However, people who’ve accompanied me say my vacations are exhaustingthat they need another vacation after the vacation to recover.

Have you ever found true love?

Twice—I found true love with my first husband, who passed away, and  found it again with my husband of thirty years (to date).

If you came with a warning label, what would it say? 

Beware: Junkyard Dog!

Where can we find you online?

Download Wild Rose Pass on Amazon:
and other online retailers


Karen Hulene Bartell said...

Thanks for the Garden Interview - ON my birthday, no less ;)

Jean M. Grant said...

Loved learning more about you, Karen! Your subtle book threads are interesting. Travel sparks my muse, too! Happy Birthday, too. :)

Mary Morgan said...

Wonderful interview, Karen. I love this line: "Beware: Junkyard Dog!" Happy Birthday! Enjoy!

M. S. Spencer said...

Karen , I'm not sure whether we talked about this before, but I lived in Egypt for a year (many years ago). Back then the Egyptian Museum had lots of mummies--which were displayed in open boxes! I actually touched Ramses II. Then after grad school at U of Chicago almost worked at the Field Museum (I did get to work at Museum of Natural History in NY)--a great place!

Karen Hulene Bartell said...

Thank you, Jean M. Grant! Yes, travel is (at least, for me) the key to any writing I do! Appreciate your dropping by!

Karen Hulene Bartell said...

Hah - thanks for stopping in, Mary Morgan! Yes, Both my husband and a previous boss have both called me a Junkyard Dog - I *hope* because of my tenacity...

Karen Hulene Bartell said...

M. S. Spencer, thanks for sharing that info! WoW! I've been to the Egyptian Museum - but 10 years ago (just before the riots), and the mummies were all enclosed.
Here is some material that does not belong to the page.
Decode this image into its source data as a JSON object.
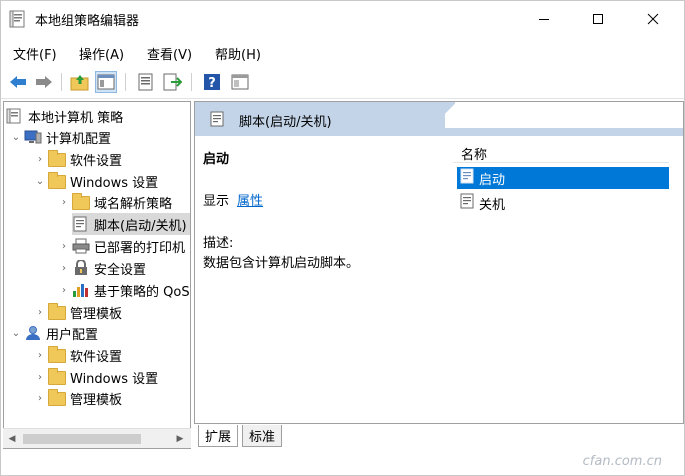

LUCKY YOU to have touched antiquity! I grew up at the Field Museum - we lived in Chicago, and it was my favorite museum! And lucky you to work at the Museum of Natural History in NY. I visited there many times in the 60s and 70s - must have been a great place to work! Thank you for stopping by!

Barbara Bettis said...

Oh, goodness, Karen, I loved Egyptology! My ancient history prof did his doctoral (and Rhodes Scholar) study on Howard Carter. I've kind of gotten away from it these past years, but I'm still fascinated by it. I took my grandchildren to the Nelson Museum in KC several years ago--my grandson was still young. I especially wanted to share my love of the ancient world with them, but when we went into the Egypt room and past a case with an open sarcophagus, he couldn't look at the mummy. Now he's a senior in high school, and he still remembers how much that mummy used to scare him. Looking forward to Paisano Pass!

Karen Hulene Bartell said...

Bless you, Barbara Bettis! Appreciate your stopping by and sharing your love of Egyptology! The Field Museum mummies were what made me aware of death at 9-y-o - and kept me up at night, but I loved to watch those old 30s or 40s Mummy movies on TV Saturday nights! said...

Happy Birthday, Karen!
Your love and subject matter expertise shines through in your stories.

Karen Hulene Bartell said...

Charlotte, what a sweet thing to say! Thank you so much for dropping in today!

Karen Michelle Nutt said...

I enjoyed your interview. Travel always sparks my muse, too. I'm sure that a lot of writers will say so. lol I loved the explanation about why comedians laugh at their own jokes. It makes sense but never thought about it.

Nice to meet you. And Happy Birthday!